The game – allegedly from a presentation to Italian law enforcement – noted that the company had used WalletExplorer.com to collect useful IP information about cryptocurrency users who had visited the site:
“Using this dataset, we were able to provide law enforcement with meaningful leads related to IP data associated with a relevant cryptocurrency address. It is also possible to perform a reverse lookup on any known IP address. to identify other BTC addresses. It can also collect data. from a data form address that has not yet passed through the Blockchain – that is, the BTC address provided in the part of a kidnapping or life-threatening investigation – if the suspect verifies his address.
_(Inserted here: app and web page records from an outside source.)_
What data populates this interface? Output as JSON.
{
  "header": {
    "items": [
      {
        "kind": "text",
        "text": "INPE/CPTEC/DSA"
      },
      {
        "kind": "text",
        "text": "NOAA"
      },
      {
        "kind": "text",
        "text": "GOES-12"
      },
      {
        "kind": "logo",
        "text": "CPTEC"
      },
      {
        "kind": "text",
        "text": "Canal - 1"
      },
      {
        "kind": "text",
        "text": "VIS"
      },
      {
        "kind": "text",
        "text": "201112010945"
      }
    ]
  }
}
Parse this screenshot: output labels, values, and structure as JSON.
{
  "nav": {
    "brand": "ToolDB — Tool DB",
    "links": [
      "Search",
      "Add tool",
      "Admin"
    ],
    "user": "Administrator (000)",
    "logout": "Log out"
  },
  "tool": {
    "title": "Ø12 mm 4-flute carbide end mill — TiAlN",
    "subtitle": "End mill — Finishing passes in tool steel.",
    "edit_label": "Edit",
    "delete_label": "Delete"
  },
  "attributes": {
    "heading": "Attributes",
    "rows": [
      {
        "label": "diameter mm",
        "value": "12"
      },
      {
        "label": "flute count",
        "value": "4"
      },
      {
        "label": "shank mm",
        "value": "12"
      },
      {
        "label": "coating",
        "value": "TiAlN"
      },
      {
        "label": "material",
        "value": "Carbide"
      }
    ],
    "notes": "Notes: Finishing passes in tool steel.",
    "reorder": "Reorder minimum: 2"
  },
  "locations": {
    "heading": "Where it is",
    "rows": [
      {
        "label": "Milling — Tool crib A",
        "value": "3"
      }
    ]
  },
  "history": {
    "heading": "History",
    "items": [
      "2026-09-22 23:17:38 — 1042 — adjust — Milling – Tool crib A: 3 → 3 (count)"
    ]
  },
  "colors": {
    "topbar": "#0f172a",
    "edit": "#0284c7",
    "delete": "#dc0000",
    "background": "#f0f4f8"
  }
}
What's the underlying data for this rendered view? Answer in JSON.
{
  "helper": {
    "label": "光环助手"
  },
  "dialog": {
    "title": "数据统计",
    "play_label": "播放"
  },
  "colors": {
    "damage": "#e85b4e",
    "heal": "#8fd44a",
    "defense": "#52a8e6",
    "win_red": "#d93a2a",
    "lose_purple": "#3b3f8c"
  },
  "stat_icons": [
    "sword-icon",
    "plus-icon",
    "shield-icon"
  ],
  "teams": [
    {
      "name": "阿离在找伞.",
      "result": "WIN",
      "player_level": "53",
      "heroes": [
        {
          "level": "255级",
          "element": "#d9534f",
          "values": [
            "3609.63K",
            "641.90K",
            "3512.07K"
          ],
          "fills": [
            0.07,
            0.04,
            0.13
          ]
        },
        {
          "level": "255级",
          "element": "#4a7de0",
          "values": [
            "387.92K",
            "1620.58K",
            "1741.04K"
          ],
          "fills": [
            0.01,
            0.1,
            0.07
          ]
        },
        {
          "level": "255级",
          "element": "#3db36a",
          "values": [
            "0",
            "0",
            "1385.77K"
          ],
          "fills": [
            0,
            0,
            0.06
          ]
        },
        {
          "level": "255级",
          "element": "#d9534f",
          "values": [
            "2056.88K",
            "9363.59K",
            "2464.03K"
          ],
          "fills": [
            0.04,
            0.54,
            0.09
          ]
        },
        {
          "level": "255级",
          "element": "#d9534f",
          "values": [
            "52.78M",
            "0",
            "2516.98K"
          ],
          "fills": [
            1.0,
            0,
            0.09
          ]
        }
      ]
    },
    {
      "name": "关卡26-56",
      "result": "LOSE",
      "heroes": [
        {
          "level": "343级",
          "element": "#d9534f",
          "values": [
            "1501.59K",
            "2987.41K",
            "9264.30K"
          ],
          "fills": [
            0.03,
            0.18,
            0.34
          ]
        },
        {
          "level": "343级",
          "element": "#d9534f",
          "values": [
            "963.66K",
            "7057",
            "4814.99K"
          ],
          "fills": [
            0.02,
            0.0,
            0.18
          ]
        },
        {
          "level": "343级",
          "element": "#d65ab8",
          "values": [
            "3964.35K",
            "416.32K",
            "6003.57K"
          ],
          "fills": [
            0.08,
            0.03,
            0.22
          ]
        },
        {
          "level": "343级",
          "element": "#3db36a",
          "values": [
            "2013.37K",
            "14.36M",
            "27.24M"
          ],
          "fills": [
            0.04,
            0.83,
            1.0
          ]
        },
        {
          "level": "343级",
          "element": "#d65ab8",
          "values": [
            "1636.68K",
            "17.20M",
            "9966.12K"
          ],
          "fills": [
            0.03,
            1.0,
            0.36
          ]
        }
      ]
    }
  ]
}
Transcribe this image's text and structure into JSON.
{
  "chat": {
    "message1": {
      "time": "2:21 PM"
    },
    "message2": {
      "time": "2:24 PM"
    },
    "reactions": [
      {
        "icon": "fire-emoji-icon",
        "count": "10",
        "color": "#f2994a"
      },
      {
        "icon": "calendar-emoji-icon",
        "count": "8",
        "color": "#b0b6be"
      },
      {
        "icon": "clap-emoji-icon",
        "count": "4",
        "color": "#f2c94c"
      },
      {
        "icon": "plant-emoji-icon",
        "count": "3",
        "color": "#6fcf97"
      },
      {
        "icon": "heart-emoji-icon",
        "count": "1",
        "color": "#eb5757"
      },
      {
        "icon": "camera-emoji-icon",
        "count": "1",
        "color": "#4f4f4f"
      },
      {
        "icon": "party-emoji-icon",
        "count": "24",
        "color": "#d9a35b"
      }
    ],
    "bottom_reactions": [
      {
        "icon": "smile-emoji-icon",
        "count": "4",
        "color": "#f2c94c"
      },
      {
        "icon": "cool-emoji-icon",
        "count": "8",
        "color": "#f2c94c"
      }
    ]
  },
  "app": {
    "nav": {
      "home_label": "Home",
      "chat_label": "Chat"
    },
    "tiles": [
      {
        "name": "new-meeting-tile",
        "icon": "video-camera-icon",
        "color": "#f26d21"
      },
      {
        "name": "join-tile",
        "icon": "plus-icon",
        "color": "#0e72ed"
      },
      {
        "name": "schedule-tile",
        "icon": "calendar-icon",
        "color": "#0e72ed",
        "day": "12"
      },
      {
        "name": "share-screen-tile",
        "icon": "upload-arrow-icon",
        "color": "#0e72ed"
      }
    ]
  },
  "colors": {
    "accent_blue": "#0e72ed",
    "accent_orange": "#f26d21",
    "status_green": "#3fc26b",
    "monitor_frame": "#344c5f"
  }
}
Neither the date of the presentation nor the time of the creation of the materials is currently available. The original leak involved a cache of documents allegedly obtained from the dark web team of Nucleo Speciale Frodi Tecnologiche de la Guardia Di Finanza.
The disclosed documents identify the presentation as part of an investigation into the Berlusconi market. Berlusconi’s market was a darknet market that Italian authorities dismantled in 2019.
Chainalysis declined to comment or confirm the authenticity of the game.
Although not advertised by Chainalysis, the site itself links its developer, Aleš Janda, and the analytics firm, which has long fueled controversy among some quarters of the crypto community. Janda joined Chainalysis as a developer and researcher in 2015, according to LinkedIn, and a note job at the bottom of WalletExplorer.com announces the blockchain analysis service:
A snapshot archived by The Wayback Machine indicates that the text referring to Chainalysis has been online since January 2016.
Janda’s work within the company is also discussed on the Explorer Info page:
“The name database has NOT been updated (except in very rare cases) since 2016, so it’s been quite a while now. The reason is that I created WalletExplorer and its database during my time. free. Then I joined Chainalysis.com which makes it the same product (but much more advanced) and I get paid to discover names. Although I get paid for it I cannot disclose the names publicly Ask Chainalysis if you want data with newer names.
However, the content of the site makes no reference to its use as part of Chainalysis’s service offering, and even less to its alleged contributions to law enforcement investigations.
Chainalysis is the largest of the major blockchain analytics companies. As recently as this morning, the U.S. Treasury announced sanctions against a Russia-based cryptocurrency exchange, blacklisting wallet addresses that Chainalysis had helped identify.
The full leaked bridge can be found below: